This means that farmers are seeking a high bin capacity to reduce the number of times they have to refill the fertilizer or sprayer bins. With higher weight the tractor had to have a lower centre of gravity and more tractive ability to prevent the vehicle getting stuck in soft soil with a large load aboard.

Every time an operator has to refill the fertilizer bins it takes 30 to 40 minutes, so a higher capacity means more efficient operation across a working day. The G10 is fitted with a 13 cubic yard fertilizer spreader while the G8 carries up to 2,100 gallons of liquid fertilizer or agricultural sprays.

“Our earlier Crop Cruiser model used an Allison 2500 automatic transmission but is designed as a high clearance model with chain drive to the rear wheels,” said Dinning. “The high clearance prevents damage to higher crops while spreading or spraying.

“When designing the new Super Cruiser range, an Allison automatic was the only transmission we considered because it has performed so well over the past two decades in our previous models.”

The new Goldacres G8 and G10 share a common chassis design and use a Cummins QSB 6.7 litre diesel engine producing 260 hp, around 40 hp more than the earlier Crop Cruiser model.

“We specified an Allison 3000 in the new Super Cruiser because it was able to handle the increased torque and power with ease as well as allowing us to run a 4WD system and a live PTO to drive the spreader unit and boom hydraulics on the spreader arms.”

Dinning said the fuel efficiency delivered by the Allison automatics is one of the standout features, which sees a 50 percent fuel saving when compared with a similar horsepower tractor using a hydrostatic drive.

“A similar horsepower tractor using a hydrostatic drive typically uses around 6.5 to eight gallons per hour, however the Allison allows our models to run at much lower revs and this means operators can expect fuel use of between three and four gallons of fuel per hour,” said Dinning.

“That is a big plus with the Allison is the ability to easily lock it in a gear on the push button console for a particular application so the engine is sitting right in the middle of its optimum torque band and then slowly move across the paddock smoothly and more efficiently.”

Another benefit of using an Allison transmission is the fact that it smooths out the operation making it less jerky to use in a farm paddock, which in turn reduces stress on other components such as the spreader arms while also ensure the application rate of the fertilizer is smooth and consistent.

The G10 can be fitted with spraying booms that range from 24 metres to 36 metres.
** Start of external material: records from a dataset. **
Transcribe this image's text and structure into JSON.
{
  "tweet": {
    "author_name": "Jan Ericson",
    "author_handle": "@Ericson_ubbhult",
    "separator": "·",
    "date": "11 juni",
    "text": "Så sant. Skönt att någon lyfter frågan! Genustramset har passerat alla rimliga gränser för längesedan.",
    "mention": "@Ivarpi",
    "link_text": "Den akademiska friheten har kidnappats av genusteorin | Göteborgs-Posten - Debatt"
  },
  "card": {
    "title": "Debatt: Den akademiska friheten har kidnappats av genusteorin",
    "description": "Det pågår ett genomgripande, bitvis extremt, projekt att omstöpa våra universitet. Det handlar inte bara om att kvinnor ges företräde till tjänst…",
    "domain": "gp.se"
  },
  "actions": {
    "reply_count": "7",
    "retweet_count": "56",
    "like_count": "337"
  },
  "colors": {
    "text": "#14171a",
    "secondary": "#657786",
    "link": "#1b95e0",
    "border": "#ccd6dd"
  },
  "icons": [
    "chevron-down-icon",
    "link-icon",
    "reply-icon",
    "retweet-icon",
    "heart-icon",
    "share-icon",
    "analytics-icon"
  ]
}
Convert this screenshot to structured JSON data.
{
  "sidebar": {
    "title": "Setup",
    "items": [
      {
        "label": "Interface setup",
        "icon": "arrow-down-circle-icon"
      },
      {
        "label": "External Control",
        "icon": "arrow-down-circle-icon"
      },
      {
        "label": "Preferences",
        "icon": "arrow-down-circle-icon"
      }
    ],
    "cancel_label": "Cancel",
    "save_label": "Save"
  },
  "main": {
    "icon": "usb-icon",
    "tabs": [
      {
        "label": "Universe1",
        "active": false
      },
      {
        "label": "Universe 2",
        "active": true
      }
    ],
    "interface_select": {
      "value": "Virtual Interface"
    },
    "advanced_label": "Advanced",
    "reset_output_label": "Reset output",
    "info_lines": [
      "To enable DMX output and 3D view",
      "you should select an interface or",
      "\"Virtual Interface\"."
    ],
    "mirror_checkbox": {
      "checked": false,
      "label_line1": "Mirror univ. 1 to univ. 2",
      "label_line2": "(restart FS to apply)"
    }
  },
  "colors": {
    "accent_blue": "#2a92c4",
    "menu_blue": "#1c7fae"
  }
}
This allows the vehicle to cater for a range of applications from broad acre to row crops. It also has the ability to carry up to 8,000 litres of sprays including herbicides, pesticides, fungicides and liquid fertilizers.

“Even working with corrosive fertilizer and agriculture sprays the Allison 3000 has double the service intervals compared with most hydrostatic drives,” said Dinning. “Allison specifies 2,000 hours between services in this application while most Hydrostatic units demand service every 1,000 hours. The Allison is also easier to maintain and is more reliable, which has been proven in every one of the almost 300 Crop Cruiser tractors we have built and sold since 1997.”

High res image of new Goldacres G8 and G10

High res image of new Goldacre G10 loading

High res image of Goldacre console

High res image of Allison Automatic transmission

About Allison Transmission

Allison Transmission (NYSE: ALSN) is the world’s largest manufacturer of fully automatic transmissions for medium- and heavy-duty commercial vehicles and is a leader in hybrid-propulsion systems for city buses. Allison transmissions are used in a variety of applications including refuse, construction, fire, distribution, bus, motorhomes, defense and energy. Founded in 1915, the company is headquartered in Indianapolis, Indiana, USA and employs approximately 2,700 people worldwide. With a market presence in more than 80 countries, Allison has regional headquarters in the Netherlands, China and Brazil with manufacturing facilities in the U.S., Hungary and India. Allison also has approximately 1,400 independent distributor and dealer locations worldwide. For more information, visit allisontransmission.com.